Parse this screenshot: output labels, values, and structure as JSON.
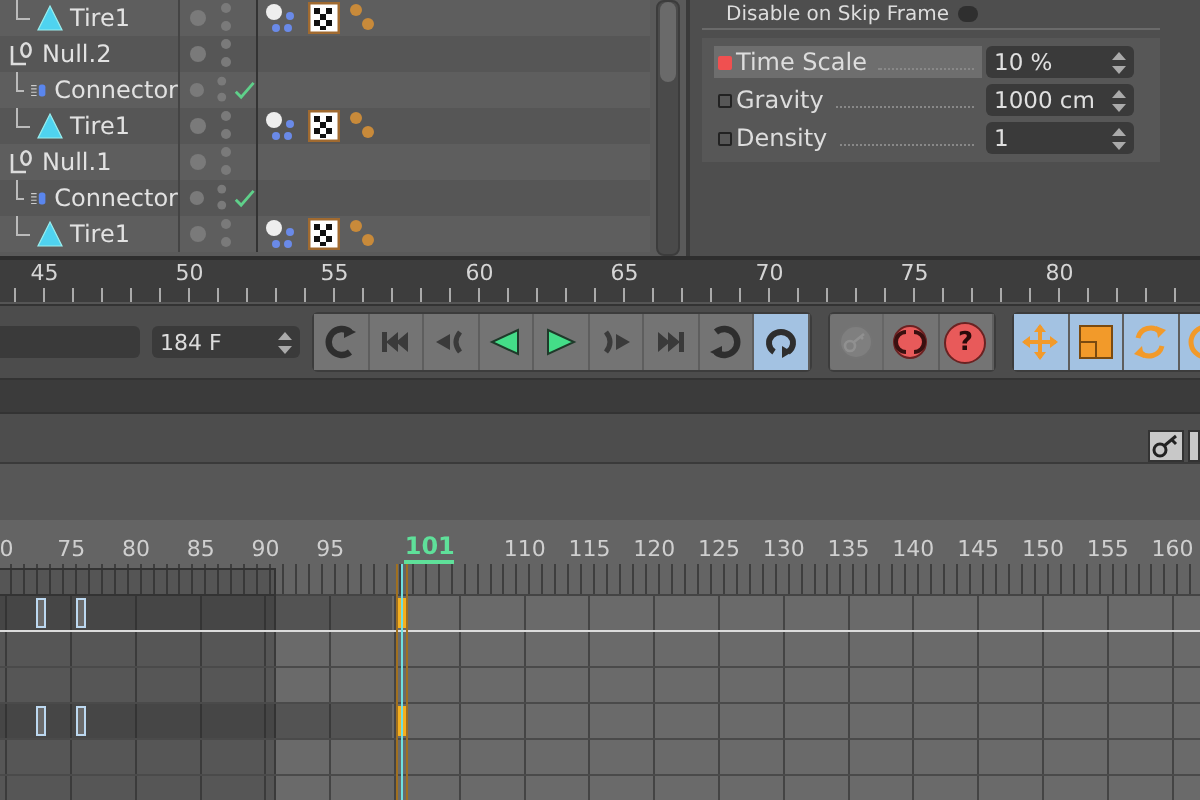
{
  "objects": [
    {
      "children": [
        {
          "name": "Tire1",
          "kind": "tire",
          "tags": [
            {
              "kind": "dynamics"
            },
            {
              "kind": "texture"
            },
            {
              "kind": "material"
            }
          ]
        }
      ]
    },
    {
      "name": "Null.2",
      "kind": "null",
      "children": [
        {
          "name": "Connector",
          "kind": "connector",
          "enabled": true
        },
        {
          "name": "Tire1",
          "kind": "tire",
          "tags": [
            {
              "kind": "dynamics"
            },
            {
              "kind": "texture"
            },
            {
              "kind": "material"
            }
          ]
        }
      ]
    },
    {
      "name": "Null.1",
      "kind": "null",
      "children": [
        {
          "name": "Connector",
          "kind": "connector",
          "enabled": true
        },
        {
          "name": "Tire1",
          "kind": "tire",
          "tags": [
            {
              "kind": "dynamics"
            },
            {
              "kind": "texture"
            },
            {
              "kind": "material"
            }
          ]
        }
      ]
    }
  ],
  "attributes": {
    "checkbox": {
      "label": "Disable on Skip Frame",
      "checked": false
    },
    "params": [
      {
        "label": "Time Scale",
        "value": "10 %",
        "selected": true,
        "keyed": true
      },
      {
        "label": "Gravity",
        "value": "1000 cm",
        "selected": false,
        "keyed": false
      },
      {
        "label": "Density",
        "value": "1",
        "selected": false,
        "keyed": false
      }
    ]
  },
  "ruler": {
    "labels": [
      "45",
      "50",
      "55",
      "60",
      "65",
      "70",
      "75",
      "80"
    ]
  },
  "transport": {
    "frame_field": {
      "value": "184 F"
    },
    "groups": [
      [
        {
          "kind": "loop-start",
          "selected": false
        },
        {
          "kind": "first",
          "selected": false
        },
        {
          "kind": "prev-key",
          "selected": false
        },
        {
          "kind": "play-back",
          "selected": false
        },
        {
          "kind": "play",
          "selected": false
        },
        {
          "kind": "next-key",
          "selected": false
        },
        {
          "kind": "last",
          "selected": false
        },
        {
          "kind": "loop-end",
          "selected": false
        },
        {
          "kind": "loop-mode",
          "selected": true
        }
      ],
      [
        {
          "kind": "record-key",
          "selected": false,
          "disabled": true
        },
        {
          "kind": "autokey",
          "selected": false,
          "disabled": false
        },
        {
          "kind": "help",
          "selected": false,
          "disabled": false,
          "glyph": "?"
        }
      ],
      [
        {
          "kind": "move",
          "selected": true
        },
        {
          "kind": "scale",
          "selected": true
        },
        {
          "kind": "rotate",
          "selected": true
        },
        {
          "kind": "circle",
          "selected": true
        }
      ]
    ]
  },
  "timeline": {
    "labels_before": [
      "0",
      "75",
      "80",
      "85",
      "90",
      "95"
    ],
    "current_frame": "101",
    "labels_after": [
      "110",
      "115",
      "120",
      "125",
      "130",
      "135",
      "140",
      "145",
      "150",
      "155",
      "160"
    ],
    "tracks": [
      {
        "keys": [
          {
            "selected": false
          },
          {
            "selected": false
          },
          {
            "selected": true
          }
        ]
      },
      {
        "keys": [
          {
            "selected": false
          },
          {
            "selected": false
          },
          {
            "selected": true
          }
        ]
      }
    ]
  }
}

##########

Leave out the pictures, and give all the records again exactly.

■ TASK OUTPUT:
Parse this screenshot: output labels, values, and structure as JSON.
{
  "objects": [
    {
      "children": [
        {
          "name": "Tire1",
          "kind": "tire",
          "tags": [
            {
              "kind": "dynamics"
            },
            {
              "kind": "texture"
            },
            {
              "kind": "material"
            }
          ]
        }
      ]
    },
    {
      "name": "Null.2",
      "kind": "null",
      "children": [
        {
          "name": "Connector",
          "kind": "connector",
          "enabled": true
        },
        {
          "name": "Tire1",
          "kind": "tire",
          "tags": [
            {
              "kind": "dynamics"
            },
            {
              "kind": "texture"
            },
            {
              "kind": "material"
            }
          ]
        }
      ]
    },
    {
      "name": "Null.1",
      "kind": "null",
      "children": [
        {
          "name": "Connector",
          "kind": "connector",
          "enabled": true
        },
        {
          "name": "Tire1",
          "kind": "tire",
          "tags": [
            {
              "kind": "dynamics"
            },
            {
              "kind": "texture"
            },
            {
              "kind": "material"
            }
          ]
        }
      ]
    }
  ],
  "attributes": {
    "checkbox": {
      "label": "Disable on Skip Frame",
      "checked": false
    },
    "params": [
      {
        "label": "Time Scale",
        "value": "10 %",
        "selected": true,
        "keyed": true
      },
      {
        "label": "Gravity",
        "value": "1000 cm",
        "selected": false,
        "keyed": false
      },
      {
        "label": "Density",
        "value": "1",
        "selected": false,
        "keyed": false
      }
    ]
  },
  "ruler": {
    "labels": [
      "45",
      "50",
      "55",
      "60",
      "65",
      "70",
      "75",
      "80"
    ]
  },
  "transport": {
    "frame_field": {
      "value": "184 F"
    },
    "groups": [
      [
        {
          "kind": "loop-start",
          "selected": false
        },
        {
          "kind": "first",
          "selected": false
        },
        {
          "kind": "prev-key",
          "selected": false
        },
        {
          "kind": "play-back",
          "selected": false
        },
        {
          "kind": "play",
          "selected": false
        },
        {
          "kind": "next-key",
          "selected": false
        },
        {
          "kind": "last",
          "selected": false
        },
        {
          "kind": "loop-end",
          "selected": false
        },
        {
          "kind": "loop-mode",
          "selected": true
        }
      ],
      [
        {
          "kind": "record-key",
          "selected": false,
          "disabled": true
        },
        {
          "kind": "autokey",
          "selected": false,
          "disabled": false
        },
        {
          "kind": "help",
          "selected": false,
          "disabled": false,
          "glyph": "?"
        }
      ],
      [
        {
          "kind": "move",
          "selected": true
        },
        {
          "kind": "scale",
          "selected": true
        },
        {
          "kind": "rotate",
          "selected": true
        },
        {
          "kind": "circle",
          "selected": true
        }
      ]
    ]
  },
  "timeline": {
    "labels_before": [
      "0",
      "75",
      "80",
      "85",
      "90",
      "95"
    ],
    "current_frame": "101",
    "labels_after": [
      "110",
      "115",
      "120",
      "125",
      "130",
      "135",
      "140",
      "145",
      "150",
      "155",
      "160"
    ],
    "tracks": [
      {
        "keys": [
          {
            "selected": false
          },
          {
            "selected": false
          },
          {
            "selected": true
          }
        ]
      },
      {
        "keys": [
          {
            "selected": false
          },
          {
            "selected": false
          },
          {
            "selected": true
          }
        ]
      }
    ]
  }
}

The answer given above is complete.